It is important that guests can independently engage with key information. Not all people will be able to hear emergency alarms, a knock at the door, or read written information easily. This is an exciting opportunity to be innovative and think outside the box! Plus, it will set your business apart from others.

Here are some ideas:

  • Provide a vibrating pillow alarm for guests who are Deaf or hearing impaired.
  • Install a flashing light which is connected the fire alarm for guests who are Deaf or hearing impaired.
  • Display braille and tactile numbers on room doors.
  • Provide key hotel information in audio visual formats in multiple languages, including New Zealand Sign Language.

We have so many other (simple!)ideas that we would love to share with you. Contact the Be. Lab team for more.

6. Speak directly and clearly to your guests

Make your guests feel welcomed and valued by speaking directly to people with companions, such as those in wheelchairs or older people.

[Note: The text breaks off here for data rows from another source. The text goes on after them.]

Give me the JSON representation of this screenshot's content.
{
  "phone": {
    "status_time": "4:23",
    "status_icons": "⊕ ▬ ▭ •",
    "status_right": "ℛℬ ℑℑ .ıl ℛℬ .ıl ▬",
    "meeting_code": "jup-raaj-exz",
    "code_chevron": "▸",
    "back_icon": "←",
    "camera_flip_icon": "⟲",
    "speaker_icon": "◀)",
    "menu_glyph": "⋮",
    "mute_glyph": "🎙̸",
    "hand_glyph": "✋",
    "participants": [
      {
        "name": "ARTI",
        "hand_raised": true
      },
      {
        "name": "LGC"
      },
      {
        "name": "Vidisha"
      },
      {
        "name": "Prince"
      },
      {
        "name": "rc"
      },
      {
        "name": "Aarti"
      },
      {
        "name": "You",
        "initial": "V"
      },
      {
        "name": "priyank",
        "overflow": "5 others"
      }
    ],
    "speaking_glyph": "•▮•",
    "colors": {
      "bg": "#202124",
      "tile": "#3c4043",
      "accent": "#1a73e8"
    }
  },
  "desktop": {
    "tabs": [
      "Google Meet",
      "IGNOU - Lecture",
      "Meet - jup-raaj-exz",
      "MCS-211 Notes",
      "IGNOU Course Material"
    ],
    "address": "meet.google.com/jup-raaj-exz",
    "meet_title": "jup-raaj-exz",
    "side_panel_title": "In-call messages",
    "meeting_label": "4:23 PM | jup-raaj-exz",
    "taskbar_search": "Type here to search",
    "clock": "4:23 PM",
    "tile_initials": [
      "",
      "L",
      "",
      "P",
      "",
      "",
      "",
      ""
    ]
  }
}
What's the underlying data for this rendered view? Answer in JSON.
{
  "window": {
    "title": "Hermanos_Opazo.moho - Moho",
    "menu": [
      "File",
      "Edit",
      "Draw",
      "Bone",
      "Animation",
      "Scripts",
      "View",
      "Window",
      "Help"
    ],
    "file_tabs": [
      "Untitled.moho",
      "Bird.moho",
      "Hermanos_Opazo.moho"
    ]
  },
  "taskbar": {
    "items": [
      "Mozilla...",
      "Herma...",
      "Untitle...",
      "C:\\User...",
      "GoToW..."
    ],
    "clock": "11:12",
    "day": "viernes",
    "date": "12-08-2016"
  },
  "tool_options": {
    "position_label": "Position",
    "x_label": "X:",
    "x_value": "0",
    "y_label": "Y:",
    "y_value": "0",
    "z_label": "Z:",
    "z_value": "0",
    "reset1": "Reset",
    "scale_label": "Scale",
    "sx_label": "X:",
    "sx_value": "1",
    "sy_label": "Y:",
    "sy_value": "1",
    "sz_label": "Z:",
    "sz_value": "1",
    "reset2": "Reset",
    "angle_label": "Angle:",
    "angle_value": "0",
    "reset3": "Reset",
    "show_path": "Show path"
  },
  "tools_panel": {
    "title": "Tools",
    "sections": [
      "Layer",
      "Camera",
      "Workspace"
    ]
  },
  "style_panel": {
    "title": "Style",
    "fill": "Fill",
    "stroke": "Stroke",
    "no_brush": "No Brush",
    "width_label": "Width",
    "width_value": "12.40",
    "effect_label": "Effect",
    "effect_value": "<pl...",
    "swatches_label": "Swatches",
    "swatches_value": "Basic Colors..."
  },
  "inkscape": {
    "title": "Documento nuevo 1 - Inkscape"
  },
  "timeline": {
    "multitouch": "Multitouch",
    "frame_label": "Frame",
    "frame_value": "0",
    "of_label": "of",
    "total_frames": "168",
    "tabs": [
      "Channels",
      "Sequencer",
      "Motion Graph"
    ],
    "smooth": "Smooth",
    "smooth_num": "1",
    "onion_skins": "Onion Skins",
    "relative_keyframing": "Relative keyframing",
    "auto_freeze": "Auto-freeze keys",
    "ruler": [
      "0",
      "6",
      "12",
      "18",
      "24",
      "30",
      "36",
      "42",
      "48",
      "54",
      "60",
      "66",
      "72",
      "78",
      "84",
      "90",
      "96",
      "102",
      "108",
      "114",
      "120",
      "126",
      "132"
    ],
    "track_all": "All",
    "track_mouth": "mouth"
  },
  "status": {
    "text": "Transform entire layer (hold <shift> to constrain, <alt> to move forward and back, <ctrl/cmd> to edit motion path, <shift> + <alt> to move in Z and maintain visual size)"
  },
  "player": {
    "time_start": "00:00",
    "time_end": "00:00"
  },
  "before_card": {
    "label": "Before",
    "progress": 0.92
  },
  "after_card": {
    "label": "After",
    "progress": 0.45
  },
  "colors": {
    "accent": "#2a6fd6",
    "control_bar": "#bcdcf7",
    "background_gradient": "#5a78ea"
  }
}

It is important to not assume that people can’t speak for themselves. And try to face guests directly when speaking. Increasingly, more people have limited hearing and need to look at your face and lips as you talk.

Or go a step further and learn some New Zealand sign language! A basic sign such as “hello” or “welcome to the event” will go a long way to help deaf people feel welcomed. This simple gesture is not only fun to learn but can also generate loyal guests.

For more information on learning NZSL contact Deaf Aotearoa.

7. Make all printed collateral readable for everyone

Check your brochures, flyers, compendiums, menus and maps for font size and style. Most people need fonts to be at least 12 point and many prefer text to be even larger. A sans serif font style can be read most comfortably by everyone. Having a Braille version of key information on hand is a great idea too! Also, if a guest appears to be struggling to read something (such as a price on a blackboard menu) offer to read it out loud.

8. Defining and designing accessible rooms

If you don’t have any accessible rooms, consider redesigning a couple of your rooms to be fully accessible.  When not in use by an access customer, they can be utilised by everyone.

The key design principal to consider is allowing enough space for wheelchairs and power chairs to move around and access the bed, kitchen facilities, bathroom and storage areas.

Another important component of an effective accessible room is providing a bathroom that is a generous size and has a level entry shower space and shower seat –you’ll find all your guests prefer this design! Before you begin make sure you talk to an expert.

Contact the Be. Lab team for more information!

 

9. Go the extra mile

Having additional information on accessible restaurants, transport and attractions in your city will make guests feel truly welcome.

And make sure you know how to help if someone needs medical or health assistance, or where to send a guest if their wheelchair has broken. People with access needs want accommodation that is easy and enjoyable. So, let’s make that happen!

For a more bespoke consultation on how you can grow your guest base by becoming more accessible, contact the Be. Lab team today.

Contact

Phone
+64 9 309 8966
Email
Centre of Possibility
@ AUT

Room WB239
WB Building
(The Seddon Building)
63 Wellesley St East
Auckland City

Mail
PO Box 78 021
Grey Lynn 1245
New Zealand